Start of STORED DATA

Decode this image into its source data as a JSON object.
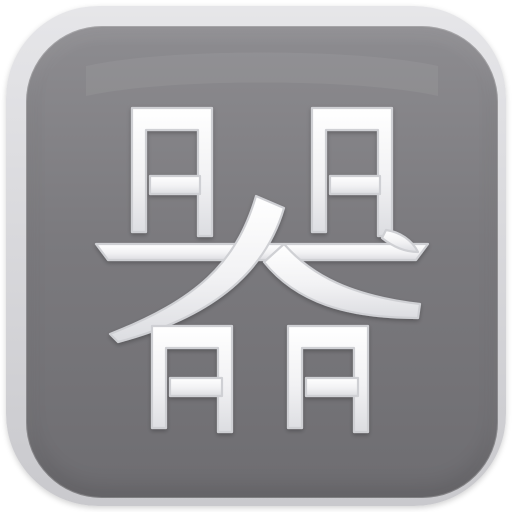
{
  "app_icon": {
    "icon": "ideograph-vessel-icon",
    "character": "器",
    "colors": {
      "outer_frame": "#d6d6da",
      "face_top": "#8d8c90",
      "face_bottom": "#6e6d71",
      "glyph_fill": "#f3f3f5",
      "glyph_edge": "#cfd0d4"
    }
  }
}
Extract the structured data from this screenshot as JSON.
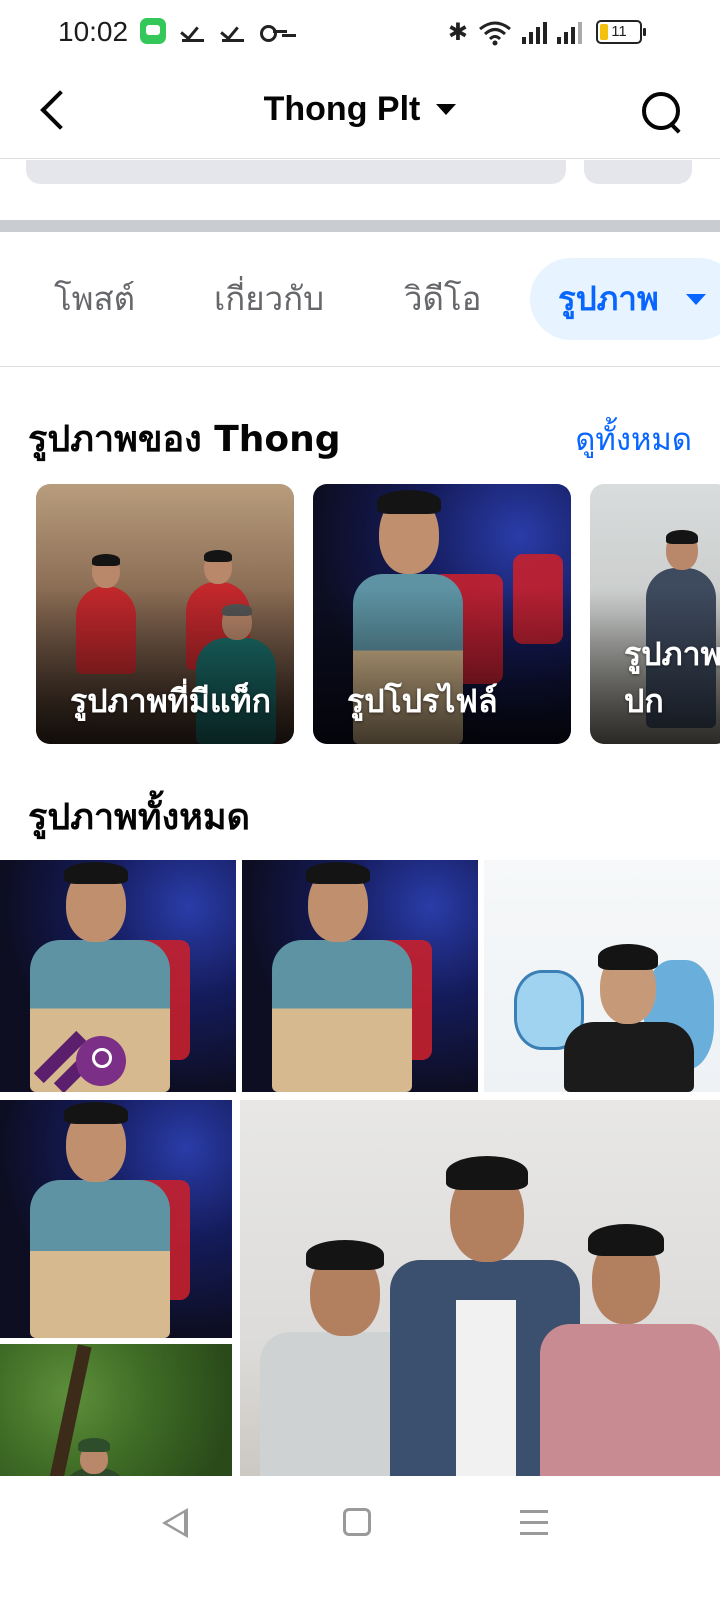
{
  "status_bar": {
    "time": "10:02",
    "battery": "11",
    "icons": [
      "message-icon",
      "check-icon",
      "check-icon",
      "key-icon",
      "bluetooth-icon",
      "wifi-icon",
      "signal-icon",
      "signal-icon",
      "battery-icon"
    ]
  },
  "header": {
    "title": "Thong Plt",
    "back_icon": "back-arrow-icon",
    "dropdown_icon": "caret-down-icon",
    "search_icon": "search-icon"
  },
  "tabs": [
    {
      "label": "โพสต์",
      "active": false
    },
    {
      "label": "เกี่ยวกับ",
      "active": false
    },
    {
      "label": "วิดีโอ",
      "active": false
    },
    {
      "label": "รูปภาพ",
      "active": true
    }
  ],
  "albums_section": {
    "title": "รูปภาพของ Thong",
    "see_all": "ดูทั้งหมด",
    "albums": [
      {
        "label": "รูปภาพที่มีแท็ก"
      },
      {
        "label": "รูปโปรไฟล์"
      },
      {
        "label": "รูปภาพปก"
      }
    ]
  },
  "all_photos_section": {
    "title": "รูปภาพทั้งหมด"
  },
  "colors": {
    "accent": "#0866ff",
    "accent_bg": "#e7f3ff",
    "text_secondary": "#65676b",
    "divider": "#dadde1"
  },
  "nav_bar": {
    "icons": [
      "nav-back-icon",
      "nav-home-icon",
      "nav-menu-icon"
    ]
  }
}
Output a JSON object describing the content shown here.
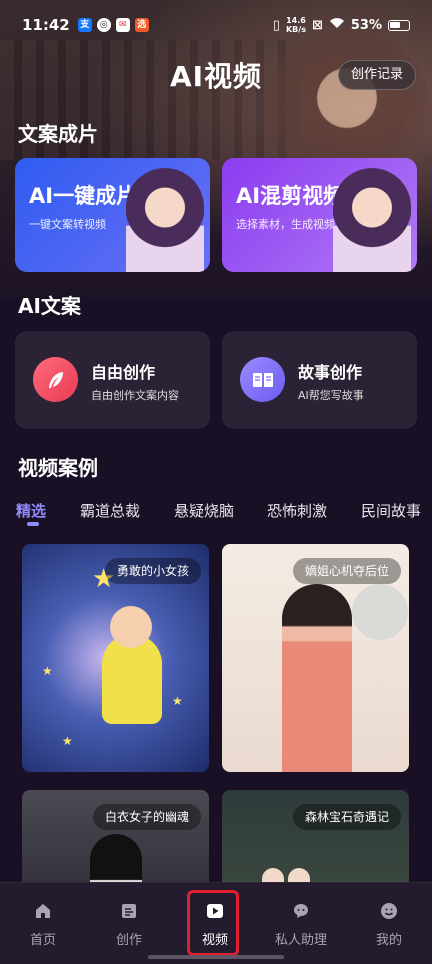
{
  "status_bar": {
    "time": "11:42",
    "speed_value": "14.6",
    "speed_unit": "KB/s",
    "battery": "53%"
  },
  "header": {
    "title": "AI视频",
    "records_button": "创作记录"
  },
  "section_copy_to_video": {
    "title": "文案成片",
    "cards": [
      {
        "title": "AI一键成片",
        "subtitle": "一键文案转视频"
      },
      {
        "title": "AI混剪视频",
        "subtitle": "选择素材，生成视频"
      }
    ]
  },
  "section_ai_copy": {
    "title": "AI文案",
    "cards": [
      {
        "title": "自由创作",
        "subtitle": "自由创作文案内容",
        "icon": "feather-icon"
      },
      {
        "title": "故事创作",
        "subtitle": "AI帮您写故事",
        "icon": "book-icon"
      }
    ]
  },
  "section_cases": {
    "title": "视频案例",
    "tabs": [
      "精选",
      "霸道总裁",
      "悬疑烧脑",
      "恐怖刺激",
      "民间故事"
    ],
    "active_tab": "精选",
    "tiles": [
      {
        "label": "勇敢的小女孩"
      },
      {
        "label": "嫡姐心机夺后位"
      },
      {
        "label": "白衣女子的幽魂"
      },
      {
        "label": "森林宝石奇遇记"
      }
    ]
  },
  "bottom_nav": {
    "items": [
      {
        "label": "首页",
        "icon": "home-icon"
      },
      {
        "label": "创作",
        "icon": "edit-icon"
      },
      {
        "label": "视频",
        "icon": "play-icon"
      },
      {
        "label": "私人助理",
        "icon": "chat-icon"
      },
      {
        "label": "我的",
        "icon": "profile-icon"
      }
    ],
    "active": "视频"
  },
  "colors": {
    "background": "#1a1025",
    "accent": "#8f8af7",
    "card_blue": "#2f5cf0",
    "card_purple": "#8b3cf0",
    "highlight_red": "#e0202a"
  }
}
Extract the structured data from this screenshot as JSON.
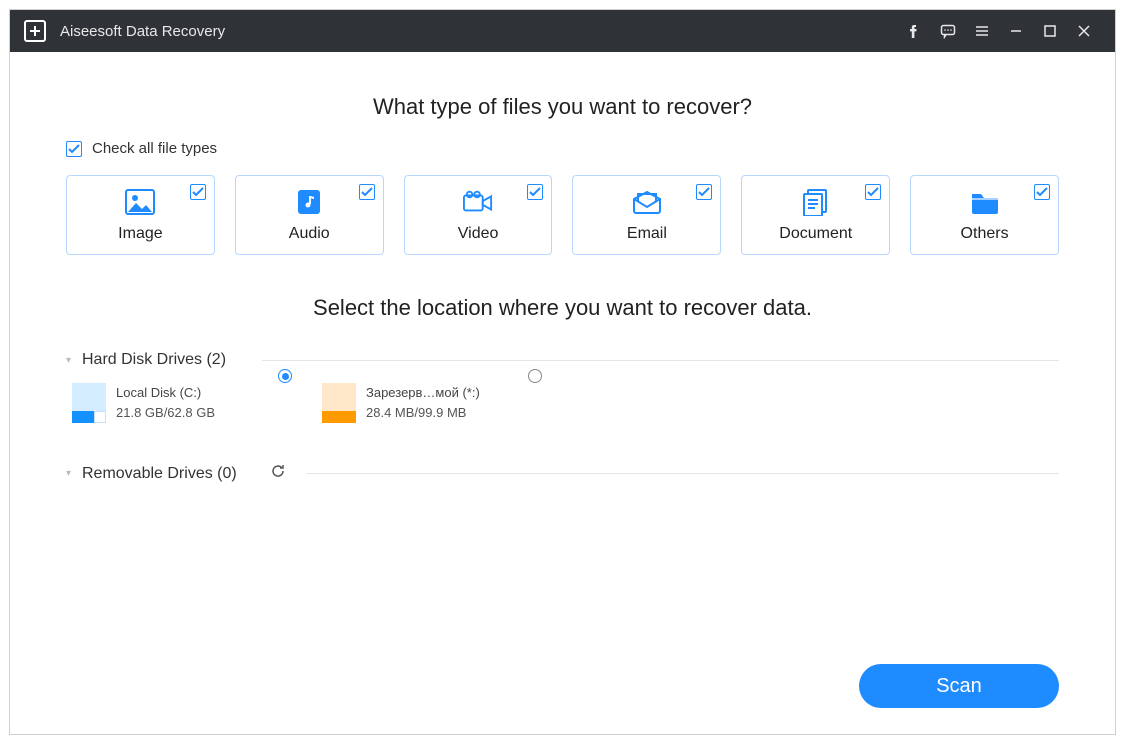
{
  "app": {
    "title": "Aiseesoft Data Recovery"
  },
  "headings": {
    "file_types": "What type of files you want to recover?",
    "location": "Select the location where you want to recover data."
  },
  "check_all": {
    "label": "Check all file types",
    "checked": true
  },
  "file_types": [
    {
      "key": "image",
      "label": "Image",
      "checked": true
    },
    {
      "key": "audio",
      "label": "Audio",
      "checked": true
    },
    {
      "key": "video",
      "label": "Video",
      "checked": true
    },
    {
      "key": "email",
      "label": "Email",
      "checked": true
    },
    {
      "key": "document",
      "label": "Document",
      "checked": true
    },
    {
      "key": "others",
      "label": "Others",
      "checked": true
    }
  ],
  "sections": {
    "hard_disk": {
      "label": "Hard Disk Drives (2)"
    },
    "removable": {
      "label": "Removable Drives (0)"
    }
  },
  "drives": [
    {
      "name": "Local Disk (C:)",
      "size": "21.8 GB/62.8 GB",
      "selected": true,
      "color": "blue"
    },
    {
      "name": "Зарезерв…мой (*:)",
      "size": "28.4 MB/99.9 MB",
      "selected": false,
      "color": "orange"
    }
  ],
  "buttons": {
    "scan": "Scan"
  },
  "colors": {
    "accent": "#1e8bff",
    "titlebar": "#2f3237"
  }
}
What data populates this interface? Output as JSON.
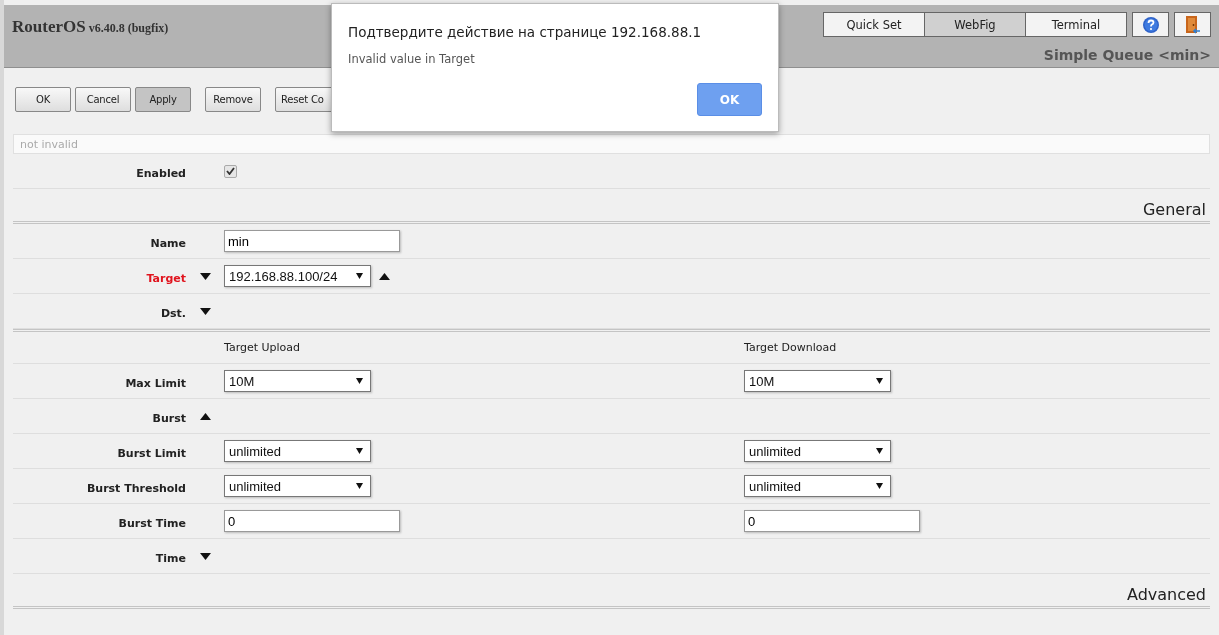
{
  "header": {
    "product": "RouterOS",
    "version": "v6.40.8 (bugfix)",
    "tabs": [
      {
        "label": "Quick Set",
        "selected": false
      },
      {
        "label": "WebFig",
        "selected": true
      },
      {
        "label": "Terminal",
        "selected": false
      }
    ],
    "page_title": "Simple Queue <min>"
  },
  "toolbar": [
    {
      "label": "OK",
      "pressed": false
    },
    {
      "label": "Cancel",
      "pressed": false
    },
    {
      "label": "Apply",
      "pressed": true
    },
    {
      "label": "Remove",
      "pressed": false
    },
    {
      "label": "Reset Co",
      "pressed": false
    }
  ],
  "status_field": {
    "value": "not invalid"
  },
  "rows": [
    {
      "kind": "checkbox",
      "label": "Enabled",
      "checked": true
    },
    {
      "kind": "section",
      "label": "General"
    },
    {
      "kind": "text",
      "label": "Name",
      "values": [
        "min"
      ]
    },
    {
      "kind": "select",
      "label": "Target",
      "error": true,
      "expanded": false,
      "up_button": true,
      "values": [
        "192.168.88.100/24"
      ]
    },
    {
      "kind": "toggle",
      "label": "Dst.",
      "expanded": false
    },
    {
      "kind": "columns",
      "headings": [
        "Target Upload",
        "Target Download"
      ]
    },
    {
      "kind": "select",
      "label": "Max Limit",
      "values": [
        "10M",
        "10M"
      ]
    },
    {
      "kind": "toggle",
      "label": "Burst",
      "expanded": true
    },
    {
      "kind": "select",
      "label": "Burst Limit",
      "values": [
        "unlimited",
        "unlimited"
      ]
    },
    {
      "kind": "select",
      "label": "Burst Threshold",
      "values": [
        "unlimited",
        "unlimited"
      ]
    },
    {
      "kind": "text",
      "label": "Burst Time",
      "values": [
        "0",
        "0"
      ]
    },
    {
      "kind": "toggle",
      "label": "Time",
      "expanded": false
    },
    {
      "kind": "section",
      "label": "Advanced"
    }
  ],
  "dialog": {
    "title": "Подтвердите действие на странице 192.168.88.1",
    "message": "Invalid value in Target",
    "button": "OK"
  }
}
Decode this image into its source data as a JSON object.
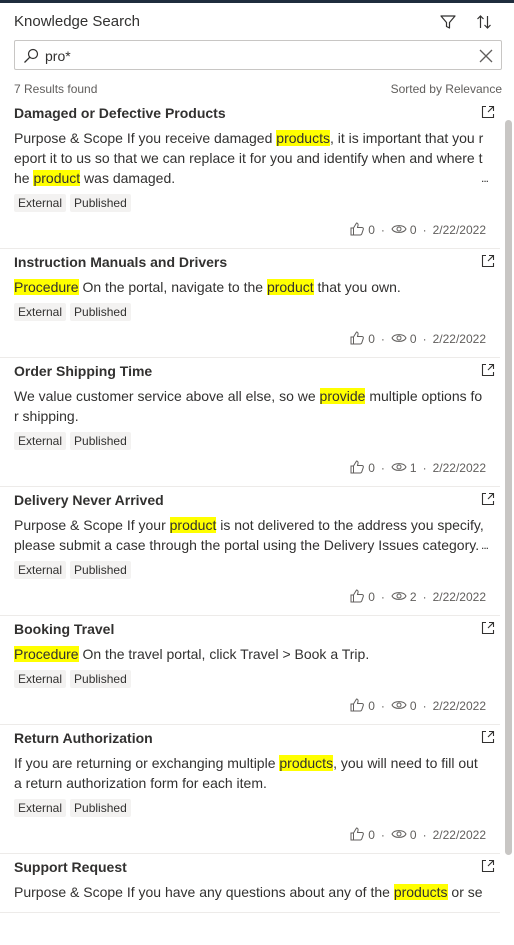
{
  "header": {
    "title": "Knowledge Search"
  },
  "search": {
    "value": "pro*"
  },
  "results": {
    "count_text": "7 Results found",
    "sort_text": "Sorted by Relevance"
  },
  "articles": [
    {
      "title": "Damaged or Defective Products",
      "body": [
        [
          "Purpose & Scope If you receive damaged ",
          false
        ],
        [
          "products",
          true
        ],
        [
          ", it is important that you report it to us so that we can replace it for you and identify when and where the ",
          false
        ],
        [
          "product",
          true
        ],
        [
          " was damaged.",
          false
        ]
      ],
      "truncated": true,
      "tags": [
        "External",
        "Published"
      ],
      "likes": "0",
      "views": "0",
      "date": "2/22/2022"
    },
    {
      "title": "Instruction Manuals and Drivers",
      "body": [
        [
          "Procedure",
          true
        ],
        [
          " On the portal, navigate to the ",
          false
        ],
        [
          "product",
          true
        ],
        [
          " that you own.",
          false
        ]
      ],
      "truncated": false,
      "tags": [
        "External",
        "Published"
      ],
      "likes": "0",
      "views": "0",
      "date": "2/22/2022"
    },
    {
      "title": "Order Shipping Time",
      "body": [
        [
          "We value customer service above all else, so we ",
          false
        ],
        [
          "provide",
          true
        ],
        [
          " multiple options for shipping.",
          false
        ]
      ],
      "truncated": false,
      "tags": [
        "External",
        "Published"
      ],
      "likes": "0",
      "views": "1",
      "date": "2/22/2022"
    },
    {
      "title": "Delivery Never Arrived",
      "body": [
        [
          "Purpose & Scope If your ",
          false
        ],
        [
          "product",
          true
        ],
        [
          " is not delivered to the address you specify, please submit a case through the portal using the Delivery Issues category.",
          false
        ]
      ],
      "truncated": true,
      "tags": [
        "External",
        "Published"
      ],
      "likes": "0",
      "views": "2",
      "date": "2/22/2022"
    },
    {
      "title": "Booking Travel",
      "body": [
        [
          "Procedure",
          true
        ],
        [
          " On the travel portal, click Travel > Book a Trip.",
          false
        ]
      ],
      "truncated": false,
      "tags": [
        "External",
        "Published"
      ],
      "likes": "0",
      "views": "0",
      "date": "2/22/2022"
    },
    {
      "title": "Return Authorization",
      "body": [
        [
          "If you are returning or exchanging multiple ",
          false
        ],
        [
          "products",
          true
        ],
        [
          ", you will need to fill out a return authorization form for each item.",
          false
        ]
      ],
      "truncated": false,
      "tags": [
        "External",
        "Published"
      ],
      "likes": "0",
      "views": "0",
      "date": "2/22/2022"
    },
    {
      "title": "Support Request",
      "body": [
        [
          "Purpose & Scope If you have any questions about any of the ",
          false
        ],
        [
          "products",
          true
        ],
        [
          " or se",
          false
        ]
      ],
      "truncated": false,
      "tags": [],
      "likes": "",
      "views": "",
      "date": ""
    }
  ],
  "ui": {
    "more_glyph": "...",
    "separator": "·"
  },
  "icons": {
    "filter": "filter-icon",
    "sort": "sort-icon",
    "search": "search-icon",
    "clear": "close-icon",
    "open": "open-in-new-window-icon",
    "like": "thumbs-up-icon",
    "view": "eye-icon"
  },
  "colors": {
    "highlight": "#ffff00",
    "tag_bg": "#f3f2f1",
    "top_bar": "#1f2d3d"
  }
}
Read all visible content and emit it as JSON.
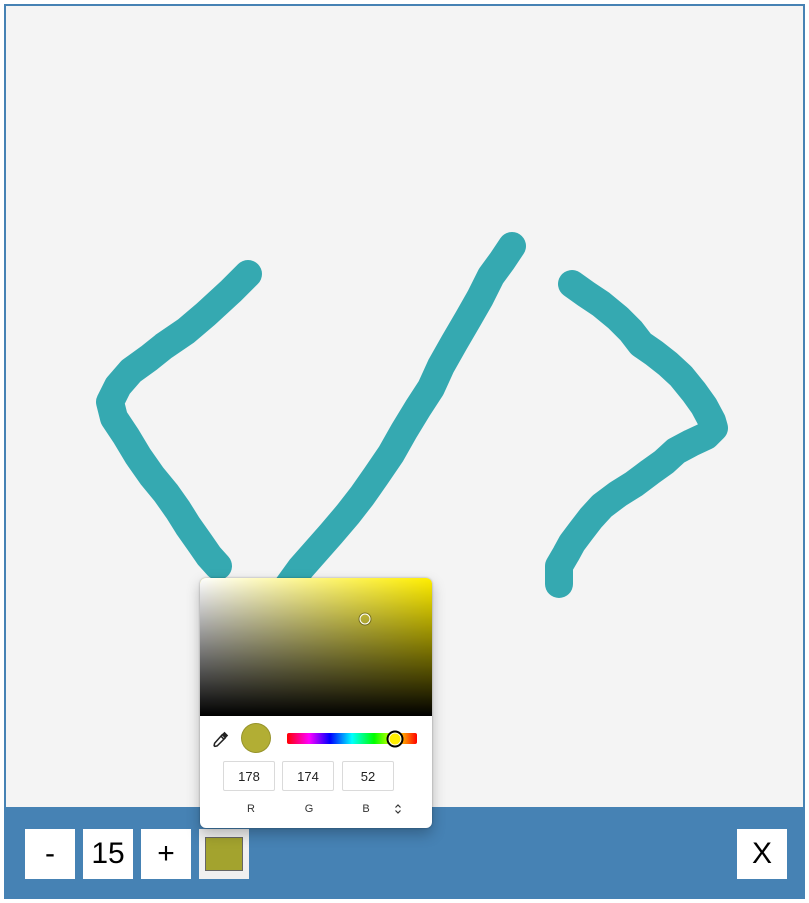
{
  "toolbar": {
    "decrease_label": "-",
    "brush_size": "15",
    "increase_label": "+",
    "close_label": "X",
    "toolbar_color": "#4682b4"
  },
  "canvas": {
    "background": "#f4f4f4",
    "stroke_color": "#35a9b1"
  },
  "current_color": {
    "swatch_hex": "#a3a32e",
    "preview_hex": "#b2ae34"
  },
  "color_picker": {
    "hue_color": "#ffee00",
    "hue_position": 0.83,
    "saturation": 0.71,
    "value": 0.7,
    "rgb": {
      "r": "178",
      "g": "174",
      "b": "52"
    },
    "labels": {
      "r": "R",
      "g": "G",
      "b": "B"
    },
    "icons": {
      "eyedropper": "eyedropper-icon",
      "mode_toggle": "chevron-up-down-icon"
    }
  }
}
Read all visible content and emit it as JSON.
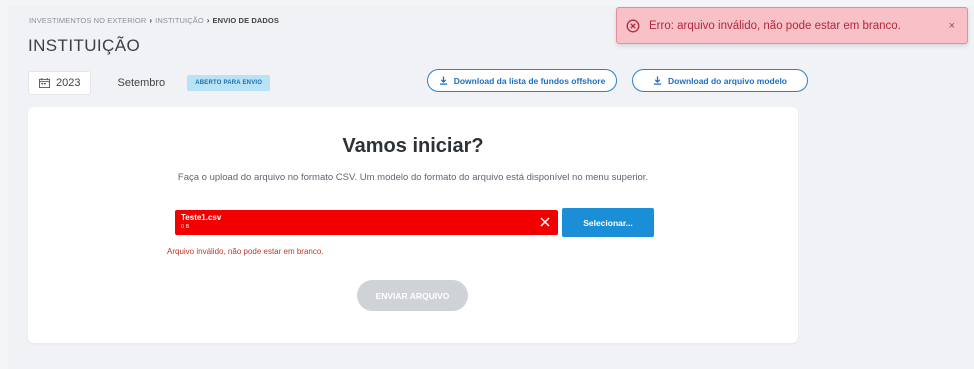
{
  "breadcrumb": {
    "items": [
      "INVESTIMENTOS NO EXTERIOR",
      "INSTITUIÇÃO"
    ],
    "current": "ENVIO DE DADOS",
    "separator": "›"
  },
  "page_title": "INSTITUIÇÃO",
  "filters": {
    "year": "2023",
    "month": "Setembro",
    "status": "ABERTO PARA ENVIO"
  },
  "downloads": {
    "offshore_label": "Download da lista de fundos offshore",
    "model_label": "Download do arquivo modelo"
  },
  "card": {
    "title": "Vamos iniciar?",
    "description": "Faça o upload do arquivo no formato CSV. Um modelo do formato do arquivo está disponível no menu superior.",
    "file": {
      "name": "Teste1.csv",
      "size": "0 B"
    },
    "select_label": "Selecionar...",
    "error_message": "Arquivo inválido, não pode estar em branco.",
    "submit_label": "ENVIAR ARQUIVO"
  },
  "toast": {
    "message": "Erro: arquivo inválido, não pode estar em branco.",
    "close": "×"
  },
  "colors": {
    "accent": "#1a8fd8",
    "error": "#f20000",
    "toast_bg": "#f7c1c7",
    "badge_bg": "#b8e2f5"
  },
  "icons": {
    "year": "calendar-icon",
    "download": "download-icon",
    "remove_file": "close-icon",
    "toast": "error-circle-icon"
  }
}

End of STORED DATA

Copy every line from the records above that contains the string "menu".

      "nav-menu-icon"
    "description": "Faça o upload do arquivo no formato CSV. Um modelo do formato do arquivo está disponível no menu superior.",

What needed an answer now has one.